**TASK TO CARRY OUT**
Copy every line below where the string "score" is found.

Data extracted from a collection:
=-=-=

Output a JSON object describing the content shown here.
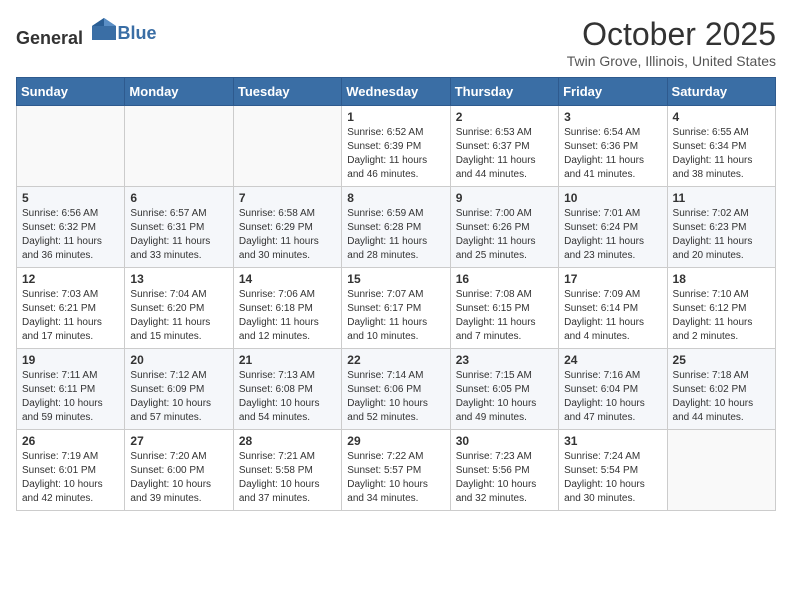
{
  "header": {
    "logo_general": "General",
    "logo_blue": "Blue",
    "month": "October 2025",
    "location": "Twin Grove, Illinois, United States"
  },
  "weekdays": [
    "Sunday",
    "Monday",
    "Tuesday",
    "Wednesday",
    "Thursday",
    "Friday",
    "Saturday"
  ],
  "weeks": [
    [
      {
        "day": "",
        "info": ""
      },
      {
        "day": "",
        "info": ""
      },
      {
        "day": "",
        "info": ""
      },
      {
        "day": "1",
        "info": "Sunrise: 6:52 AM\nSunset: 6:39 PM\nDaylight: 11 hours\nand 46 minutes."
      },
      {
        "day": "2",
        "info": "Sunrise: 6:53 AM\nSunset: 6:37 PM\nDaylight: 11 hours\nand 44 minutes."
      },
      {
        "day": "3",
        "info": "Sunrise: 6:54 AM\nSunset: 6:36 PM\nDaylight: 11 hours\nand 41 minutes."
      },
      {
        "day": "4",
        "info": "Sunrise: 6:55 AM\nSunset: 6:34 PM\nDaylight: 11 hours\nand 38 minutes."
      }
    ],
    [
      {
        "day": "5",
        "info": "Sunrise: 6:56 AM\nSunset: 6:32 PM\nDaylight: 11 hours\nand 36 minutes."
      },
      {
        "day": "6",
        "info": "Sunrise: 6:57 AM\nSunset: 6:31 PM\nDaylight: 11 hours\nand 33 minutes."
      },
      {
        "day": "7",
        "info": "Sunrise: 6:58 AM\nSunset: 6:29 PM\nDaylight: 11 hours\nand 30 minutes."
      },
      {
        "day": "8",
        "info": "Sunrise: 6:59 AM\nSunset: 6:28 PM\nDaylight: 11 hours\nand 28 minutes."
      },
      {
        "day": "9",
        "info": "Sunrise: 7:00 AM\nSunset: 6:26 PM\nDaylight: 11 hours\nand 25 minutes."
      },
      {
        "day": "10",
        "info": "Sunrise: 7:01 AM\nSunset: 6:24 PM\nDaylight: 11 hours\nand 23 minutes."
      },
      {
        "day": "11",
        "info": "Sunrise: 7:02 AM\nSunset: 6:23 PM\nDaylight: 11 hours\nand 20 minutes."
      }
    ],
    [
      {
        "day": "12",
        "info": "Sunrise: 7:03 AM\nSunset: 6:21 PM\nDaylight: 11 hours\nand 17 minutes."
      },
      {
        "day": "13",
        "info": "Sunrise: 7:04 AM\nSunset: 6:20 PM\nDaylight: 11 hours\nand 15 minutes."
      },
      {
        "day": "14",
        "info": "Sunrise: 7:06 AM\nSunset: 6:18 PM\nDaylight: 11 hours\nand 12 minutes."
      },
      {
        "day": "15",
        "info": "Sunrise: 7:07 AM\nSunset: 6:17 PM\nDaylight: 11 hours\nand 10 minutes."
      },
      {
        "day": "16",
        "info": "Sunrise: 7:08 AM\nSunset: 6:15 PM\nDaylight: 11 hours\nand 7 minutes."
      },
      {
        "day": "17",
        "info": "Sunrise: 7:09 AM\nSunset: 6:14 PM\nDaylight: 11 hours\nand 4 minutes."
      },
      {
        "day": "18",
        "info": "Sunrise: 7:10 AM\nSunset: 6:12 PM\nDaylight: 11 hours\nand 2 minutes."
      }
    ],
    [
      {
        "day": "19",
        "info": "Sunrise: 7:11 AM\nSunset: 6:11 PM\nDaylight: 10 hours\nand 59 minutes."
      },
      {
        "day": "20",
        "info": "Sunrise: 7:12 AM\nSunset: 6:09 PM\nDaylight: 10 hours\nand 57 minutes."
      },
      {
        "day": "21",
        "info": "Sunrise: 7:13 AM\nSunset: 6:08 PM\nDaylight: 10 hours\nand 54 minutes."
      },
      {
        "day": "22",
        "info": "Sunrise: 7:14 AM\nSunset: 6:06 PM\nDaylight: 10 hours\nand 52 minutes."
      },
      {
        "day": "23",
        "info": "Sunrise: 7:15 AM\nSunset: 6:05 PM\nDaylight: 10 hours\nand 49 minutes."
      },
      {
        "day": "24",
        "info": "Sunrise: 7:16 AM\nSunset: 6:04 PM\nDaylight: 10 hours\nand 47 minutes."
      },
      {
        "day": "25",
        "info": "Sunrise: 7:18 AM\nSunset: 6:02 PM\nDaylight: 10 hours\nand 44 minutes."
      }
    ],
    [
      {
        "day": "26",
        "info": "Sunrise: 7:19 AM\nSunset: 6:01 PM\nDaylight: 10 hours\nand 42 minutes."
      },
      {
        "day": "27",
        "info": "Sunrise: 7:20 AM\nSunset: 6:00 PM\nDaylight: 10 hours\nand 39 minutes."
      },
      {
        "day": "28",
        "info": "Sunrise: 7:21 AM\nSunset: 5:58 PM\nDaylight: 10 hours\nand 37 minutes."
      },
      {
        "day": "29",
        "info": "Sunrise: 7:22 AM\nSunset: 5:57 PM\nDaylight: 10 hours\nand 34 minutes."
      },
      {
        "day": "30",
        "info": "Sunrise: 7:23 AM\nSunset: 5:56 PM\nDaylight: 10 hours\nand 32 minutes."
      },
      {
        "day": "31",
        "info": "Sunrise: 7:24 AM\nSunset: 5:54 PM\nDaylight: 10 hours\nand 30 minutes."
      },
      {
        "day": "",
        "info": ""
      }
    ]
  ]
}
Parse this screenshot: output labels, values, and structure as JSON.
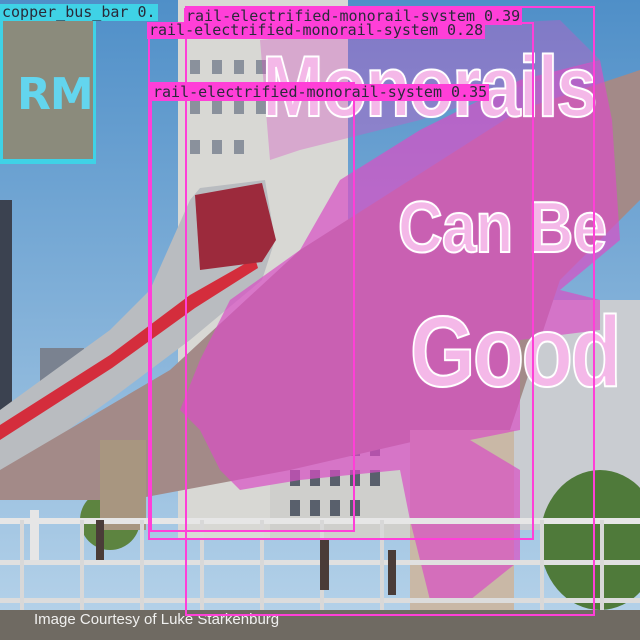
{
  "logo_text": "RM",
  "headline": {
    "line1": "Monorails",
    "line2": "Can Be",
    "line3": "Good"
  },
  "credit": "Image Courtesy of Luke Starkenburg",
  "detections": [
    {
      "label": "copper_bus_bar",
      "score": "0.",
      "color": "#3fd2e6"
    },
    {
      "label": "rail-electrified-monorail-system",
      "score": "0.39",
      "color": "#ff3fd8"
    },
    {
      "label": "rail-electrified-monorail-system",
      "score": "0.28",
      "color": "#ff3fd8"
    },
    {
      "label": "rail-electrified-monorail-system",
      "score": "0.35",
      "color": "#ff3fd8"
    }
  ],
  "colors": {
    "mask": "#d84fc4",
    "box": "#ff3fd8",
    "bus_bar": "#3fd2e6"
  }
}
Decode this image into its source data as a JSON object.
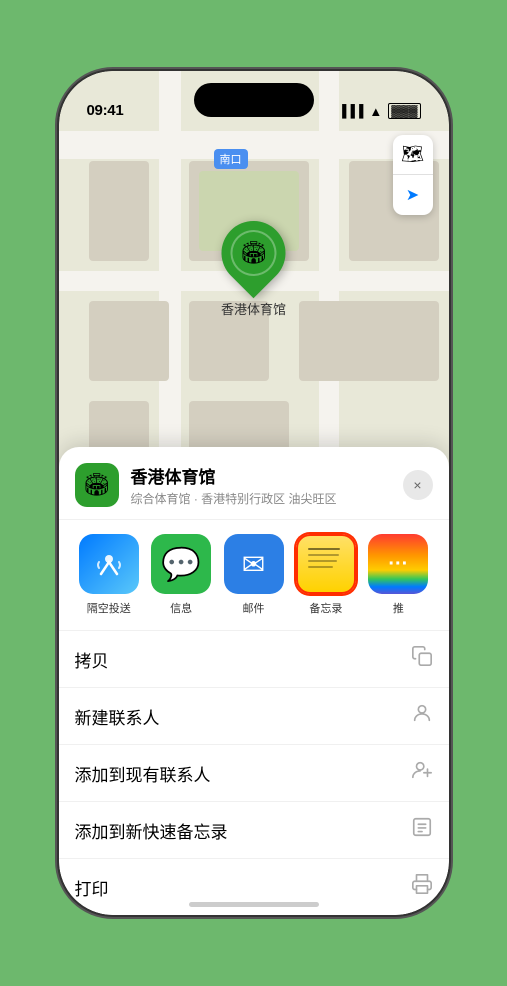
{
  "status_bar": {
    "time": "09:41",
    "location_icon": "▲"
  },
  "map": {
    "label": "南口",
    "pin_label": "香港体育馆"
  },
  "venue_card": {
    "name": "香港体育馆",
    "subtitle": "综合体育馆 · 香港特别行政区 油尖旺区",
    "close_label": "×"
  },
  "share_items": [
    {
      "id": "airdrop",
      "label": "隔空投送"
    },
    {
      "id": "messages",
      "label": "信息"
    },
    {
      "id": "mail",
      "label": "邮件"
    },
    {
      "id": "notes",
      "label": "备忘录"
    },
    {
      "id": "more",
      "label": "推"
    }
  ],
  "actions": [
    {
      "label": "拷贝",
      "icon": "⧉"
    },
    {
      "label": "新建联系人",
      "icon": "👤"
    },
    {
      "label": "添加到现有联系人",
      "icon": "👤"
    },
    {
      "label": "添加到新快速备忘录",
      "icon": "⊞"
    },
    {
      "label": "打印",
      "icon": "🖨"
    }
  ]
}
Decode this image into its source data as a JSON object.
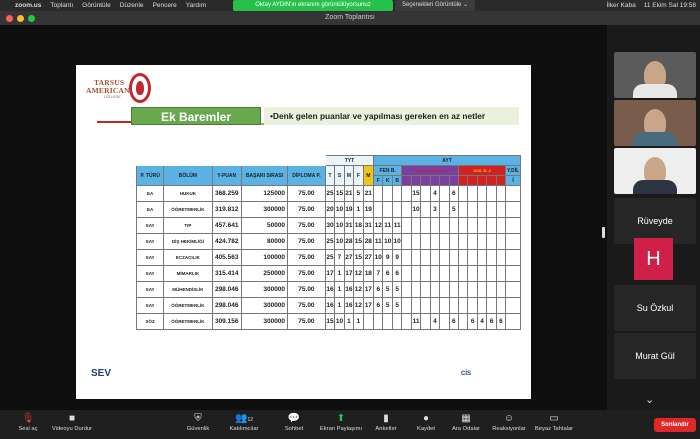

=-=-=

**EXERCISE RESPONSE**
      "score": "0.",
      "score": "0.39",
      "score": "0.28",
      "score": "0.35",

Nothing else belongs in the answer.